The existence of four classes of cellular automata was presented above as a largely empirical result. Techniques from computation theory may provide a basis, and ultimately a proof, of this result.
The first crucial observation is that with special initial states one cellular automaton may behave just like another. In this way one cellular automaton may be considered to ''simulate'' another. A single site with a particular value in one cellular automaton may be simulated by a fixed block of sites in another; after a fixed number of time steps, the evolution of these blocks imitates the single time-step evolution of sites in the first cellular automaton. For example, sites with value 0 and 1 in the first cellular automaton may be simulated by blocks of sites 00 and 11, respectively, in the second cellular automaton, and two time steps of evolution in the second cellular automaton correspond to one time step in the first. Then, with a special initial state containing 11 and 00 but not 01 and 10 blocks, the second cellular automaton may simulate the first.
Figure 14 gives the network that represents the simulation capabilities of symmetric cellular automata with and . (Only simulations involving blocks of length less than four sites were included in the construction of the network.) If a cellular automaton is computationally universal, then with a sufficiently long encoding it should be able to simulate any other cellular automaton, so that a path should exist from the node that represents its rule to nodes representing all other possible rules.
An example of the simulation of one cellular automaton by another is the simulation of the additive rule 90 (Eq. 1) by the class 3 rule 18. A rule 18 cellular automaton behaves exactly like a rule 90 cellular automaton if alternate sites in the initial configuration have value 0 (so that 0 and 1 in rule 90 are represented by 00 and 01 in rule 18) and alternate time steps are considered. Figure 15 shows evolution according to rule 18 from a disordered initial state. Two ''phases'' are clearly evident: one in which sites at even-numbered positions have value 0 and one in which sites at odd-numbered positions have value 0. The boundaries between these regions execute approximately random walks and eventually annihilate in pairs, leaving a system consisting of blocks of sites that evolve according to the additive rule 90. (Cf. P. Grassberger, ''Chaos and Diffusion in Deterministic Cellular Automata,'' to be published in Physica D.) Thus the simulation of rule 90 by rule 18 may be considered an ''attractive'' one: starting from almost all initial states, rule 18 evolves toward states in which it simulates rule 90. In general, one expects that some paths in the network of Fig. 14 are attractive, while the rest are repulsive. The consequences of a repulsive simulation path are illustrated in Fig. 16: with special initial states rule 94 behaves like rule 90, but any impurities in the initial states grow and eventually dominate the evolution of the system.

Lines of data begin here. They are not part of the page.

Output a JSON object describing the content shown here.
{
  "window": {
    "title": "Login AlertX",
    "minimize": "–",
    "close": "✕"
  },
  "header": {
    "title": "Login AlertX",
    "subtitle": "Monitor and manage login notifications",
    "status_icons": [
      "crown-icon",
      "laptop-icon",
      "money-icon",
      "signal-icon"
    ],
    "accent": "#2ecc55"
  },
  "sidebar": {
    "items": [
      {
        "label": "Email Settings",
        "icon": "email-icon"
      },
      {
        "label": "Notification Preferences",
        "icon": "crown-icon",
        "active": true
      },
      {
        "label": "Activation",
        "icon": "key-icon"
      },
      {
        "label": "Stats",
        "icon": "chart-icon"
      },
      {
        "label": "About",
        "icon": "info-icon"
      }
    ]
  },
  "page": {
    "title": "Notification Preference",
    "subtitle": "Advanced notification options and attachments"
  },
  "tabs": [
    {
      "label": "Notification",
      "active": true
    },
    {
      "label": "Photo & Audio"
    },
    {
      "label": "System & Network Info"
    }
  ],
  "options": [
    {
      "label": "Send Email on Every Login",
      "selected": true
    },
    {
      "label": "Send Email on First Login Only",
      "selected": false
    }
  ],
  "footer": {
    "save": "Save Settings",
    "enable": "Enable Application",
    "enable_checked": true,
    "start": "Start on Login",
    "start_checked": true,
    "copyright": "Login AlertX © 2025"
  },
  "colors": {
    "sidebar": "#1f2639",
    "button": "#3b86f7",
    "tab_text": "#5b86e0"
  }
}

Class 1 cellular automata have an attractive simulation path to rule 0 (or its equivalents). Class 2 cellular automata have attractive simulation paths to the identity rule 204. A conjecture for which some evidence exists is that all class 3 rules exhibit attractive simulations to additive rules such as 90 or 150. Simulation by blocking of site values is analogous to a block spin or renormalization group transformation; additive rules have the special property that they are invariant under such transformations. As mentioned earlier, class 4 cellular automata are distinguished by the presence of simulation paths leading to every other cellular automaton rule. It is likely that no specific path is distinguished as attractive.
Cellular automata of different classes may thus be distinguished by their limiting behavior under simulation transformations. This approach suggests that classification of the qualitative behavior of cellular automata may be related to determinations of equivalence of systems and problem classes in computation theory. In general, one may hope for fundamental connections between computation theory and the theory of complex nonequilibrium statistical systems. Information theory forms a mathematical basis for equilibrium statistical mechanics. Computation theory, which addresses time-dependent processes, may be expected to play a fundamental role in nonequilibrium statistical mechanics.